Fast forward to my early 40s. I had a great life, terrific wife, wonderful kids, a house, some rental properties and a job I enjoyed. Everything was good. But that unfulfilled Classic dream started to creep back into my thoughts.

I’m sure this happens to every middle-aged person, but one unremarkable day I remember looking in the mirror — I just looked old, and it hit me pretty hard. Long gone was the young, hot-shot fisherman from the early ‘90s who was going to make it big in bass fishing.

Instead, there stood a guy who hadn’t fished a serious tournament in more than a decade, didn’t have a boat but did have an extra 20 pounds on him.

A sinking feeling washed over me as I realized that nearly 20 years had slipped by. I had been living with no real sense of time, but now, suddenly, I knew it was a lot later than it seemed.

Instead of pushing the thought from my mind, I decided to make another run at the Classic.

Without sponsors but with the full support of my wife and bosses, I proceeded to beat my head against the brick wall that is the Bassmaster Opens. (If you fish them with the intent of making the Elites, you know what I mean.) Through five or six years of the Opens I consistently cashed checks and had a couple of near misses when I finished one or two spots from qualifying for the Elites. To be honest, I didn’t know if it was ever going to happen, but finally it did and at 49 I started my rookie year on the Elites in 2019.

Although I missed making the Classic that first year by several spots, I did attend the Classic because of sponsor requirements. But per my 1990 commitment to myself, I didn’t go to the weigh-ins.

After a better sophomore season, this week in Fort Worth, Texas, I will finally be at a Bassmaster Classic weigh-in once again.

While I’ll be there to fulfill my dream that started in 1984, I will also be there for my family, sponsors and all the bass fishing fans.

But the guys I really want to represent are my friends and mentors who are not going to make it to the Classic stage. Bob, Frank, Buddy and so many others like them that I don’t know, but you probably do.

They’re the guys that just love the sport of bass fishing. Some are local sticks that are a threat to win every time they throw their money in the pot. Others don’t even fish tournaments for various reasons. They just always catch fish, and people know it.

Without a doubt there are thousands of them spread across the world.
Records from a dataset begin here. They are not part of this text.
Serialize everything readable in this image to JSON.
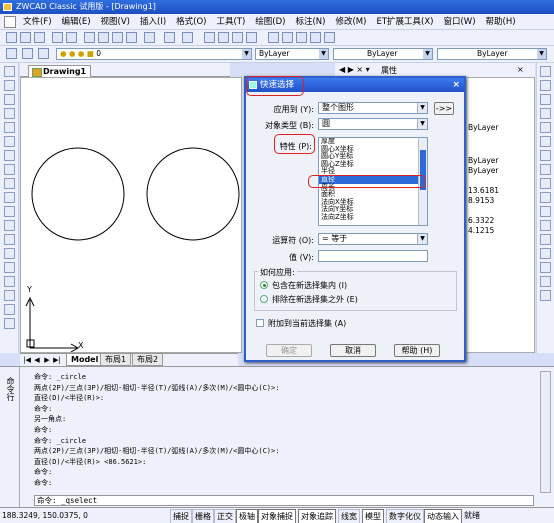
{
  "app": {
    "title": "ZWCAD Classic 试用版 - [Drawing1]"
  },
  "menu": [
    "文件(F)",
    "编辑(E)",
    "视图(V)",
    "插入(I)",
    "格式(O)",
    "工具(T)",
    "绘图(D)",
    "标注(N)",
    "修改(M)",
    "ET扩展工具(X)",
    "窗口(W)",
    "帮助(H)"
  ],
  "toolbar": {
    "layer_value": "0",
    "color_value": "ByLayer",
    "linetype_value": "ByLayer",
    "lineweight_value": "ByLayer"
  },
  "drawing": {
    "tab": "Drawing1",
    "axis_x": "X",
    "axis_y": "Y"
  },
  "layout_tabs": [
    "Model",
    "布局1",
    "布局2"
  ],
  "properties_panel": {
    "title": "属性",
    "values": [
      "ByLayer",
      "ByLayer",
      "ByLayer",
      "13.6181",
      "8.9153",
      "6.3322",
      "4.1215"
    ]
  },
  "dialog": {
    "title": "快速选择",
    "apply_to_label": "应用到 (Y):",
    "apply_to_value": "整个图形",
    "object_type_label": "对象类型 (B):",
    "object_type_value": "圆",
    "properties_label": "特性 (P):",
    "properties_list": [
      "厚度",
      "圆心X坐标",
      "圆心Y坐标",
      "圆心Z坐标",
      "半径",
      "直径",
      "周长",
      "面积",
      "法向X坐标",
      "法向Y坐标",
      "法向Z坐标"
    ],
    "selected_property": "直径",
    "operator_label": "运算符 (O):",
    "operator_value": "= 等于",
    "value_label": "值 (V):",
    "value_value": "",
    "how_apply_label": "如何应用:",
    "radio_include": "包含在新选择集内 (I)",
    "radio_exclude": "排除在新选择集之外 (E)",
    "append_label": "附加到当前选择集 (A)",
    "ok": "确定",
    "cancel": "取消",
    "help": "帮助 (H)",
    "select_objects_button": "->>"
  },
  "command_window": {
    "side_label": "命令行",
    "lines": [
      "命令: _circle",
      "两点(2P)/三点(3P)/相切-相切-半径(T)/弧线(A)/多次(M)/<圆中心(C)>:",
      "直径(D)/<半径(R)>:",
      "命令:",
      "另一角点:",
      "命令:",
      "命令: _circle",
      "两点(2P)/三点(3P)/相切-相切-半径(T)/弧线(A)/多次(M)/<圆中心(C)>:",
      "直径(D)/<半径(R)> <86.5621>:",
      "命令:",
      "命令:",
      "命令: _qselect"
    ],
    "input": "命令: _qselect"
  },
  "status": {
    "coords": "188.3249, 150.0375, 0",
    "toggles": [
      "捕捉",
      "栅格",
      "正交",
      "极轴",
      "对象捕捉",
      "对象追踪",
      "线宽",
      "模型",
      "数字化仪",
      "动态输入",
      "就绪"
    ]
  }
}
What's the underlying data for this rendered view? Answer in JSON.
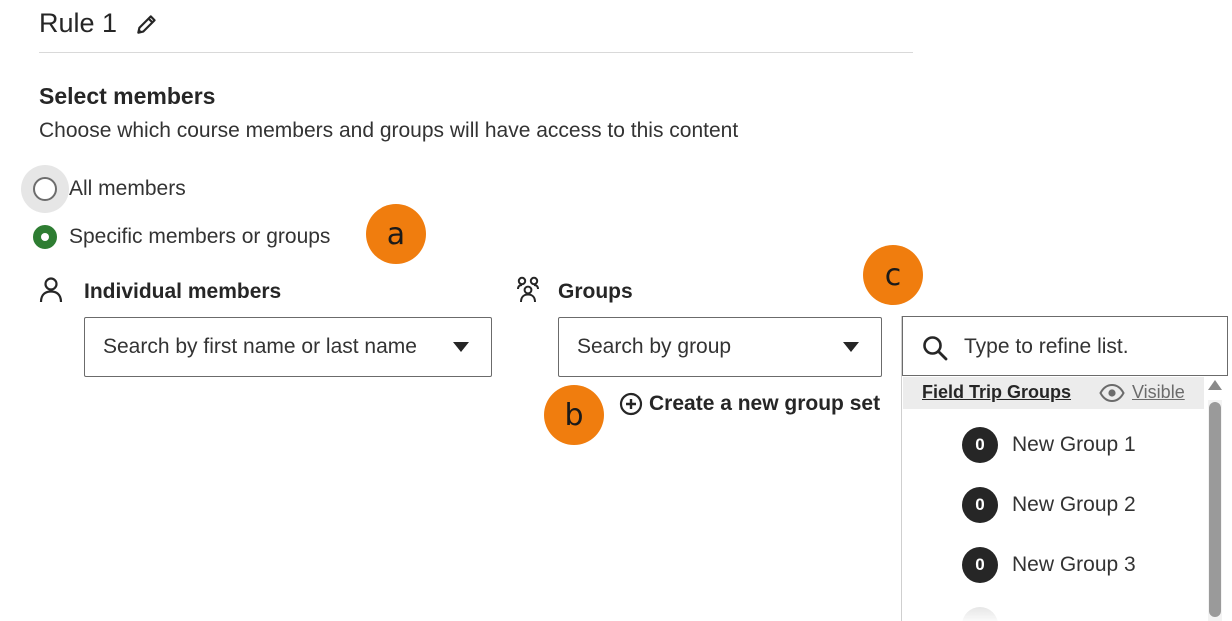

They’ve got the skills and talent to compete on the Elites and make it to the Bassmaster Classic, but life had another plan.

Whether it was work, family, money, medical conditions, etc., these guys just never got the chance.

Looking back, I’m glad I didn’t make it in my 20s. As a 50-year-old competing in my first Classic, I have a much deeper appreciation for where I am and how fortunate I am to have the chance that so many deserving guys never get.

So when my Tundra drives into that arena, the music is blasting, fans screaming and I’m sitting in my Bass Cat waving to the crowd, they will be on my mind.

The guys that had the dream, the talent and drive, but then life just happened.